App and web page records:
○ ○ ○ ○ ○

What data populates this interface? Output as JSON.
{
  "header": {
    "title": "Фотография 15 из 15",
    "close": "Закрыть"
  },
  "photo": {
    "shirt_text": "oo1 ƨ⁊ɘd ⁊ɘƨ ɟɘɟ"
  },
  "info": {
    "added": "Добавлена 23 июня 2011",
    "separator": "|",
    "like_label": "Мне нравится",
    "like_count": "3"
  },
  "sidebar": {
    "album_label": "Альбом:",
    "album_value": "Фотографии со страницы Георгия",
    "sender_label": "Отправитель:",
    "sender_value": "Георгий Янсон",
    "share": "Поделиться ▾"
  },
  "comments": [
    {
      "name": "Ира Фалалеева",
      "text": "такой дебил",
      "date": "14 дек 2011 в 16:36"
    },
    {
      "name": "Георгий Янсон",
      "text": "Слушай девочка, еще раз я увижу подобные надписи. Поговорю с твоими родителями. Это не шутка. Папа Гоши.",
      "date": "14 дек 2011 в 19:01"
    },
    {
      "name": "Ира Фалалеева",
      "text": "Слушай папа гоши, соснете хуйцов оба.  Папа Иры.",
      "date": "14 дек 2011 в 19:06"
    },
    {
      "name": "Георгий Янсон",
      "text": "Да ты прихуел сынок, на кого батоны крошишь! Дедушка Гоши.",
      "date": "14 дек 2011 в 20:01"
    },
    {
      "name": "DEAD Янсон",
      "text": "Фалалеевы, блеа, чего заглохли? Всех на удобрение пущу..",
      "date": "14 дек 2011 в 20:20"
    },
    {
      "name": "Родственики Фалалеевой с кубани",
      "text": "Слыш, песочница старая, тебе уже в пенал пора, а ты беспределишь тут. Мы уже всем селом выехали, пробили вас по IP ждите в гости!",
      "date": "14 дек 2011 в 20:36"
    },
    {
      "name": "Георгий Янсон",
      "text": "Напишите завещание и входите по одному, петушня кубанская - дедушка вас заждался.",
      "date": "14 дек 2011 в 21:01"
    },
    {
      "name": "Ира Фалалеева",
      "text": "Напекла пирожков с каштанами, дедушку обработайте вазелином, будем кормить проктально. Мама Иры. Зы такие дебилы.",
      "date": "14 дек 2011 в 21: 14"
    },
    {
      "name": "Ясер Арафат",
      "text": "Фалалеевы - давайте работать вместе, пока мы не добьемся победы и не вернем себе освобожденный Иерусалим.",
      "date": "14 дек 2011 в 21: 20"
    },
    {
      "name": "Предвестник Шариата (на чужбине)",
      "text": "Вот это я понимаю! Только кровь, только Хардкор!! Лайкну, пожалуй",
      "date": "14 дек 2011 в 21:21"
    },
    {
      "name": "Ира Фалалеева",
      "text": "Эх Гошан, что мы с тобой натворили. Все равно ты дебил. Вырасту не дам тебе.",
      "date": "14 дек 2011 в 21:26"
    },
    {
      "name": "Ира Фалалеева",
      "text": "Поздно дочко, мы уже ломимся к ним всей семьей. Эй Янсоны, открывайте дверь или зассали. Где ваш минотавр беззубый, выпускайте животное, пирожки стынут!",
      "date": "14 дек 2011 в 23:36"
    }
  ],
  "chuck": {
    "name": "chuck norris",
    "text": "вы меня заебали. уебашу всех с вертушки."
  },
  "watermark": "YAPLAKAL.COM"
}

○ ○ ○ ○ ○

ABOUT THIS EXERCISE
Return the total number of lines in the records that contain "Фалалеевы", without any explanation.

THE ANSWER
2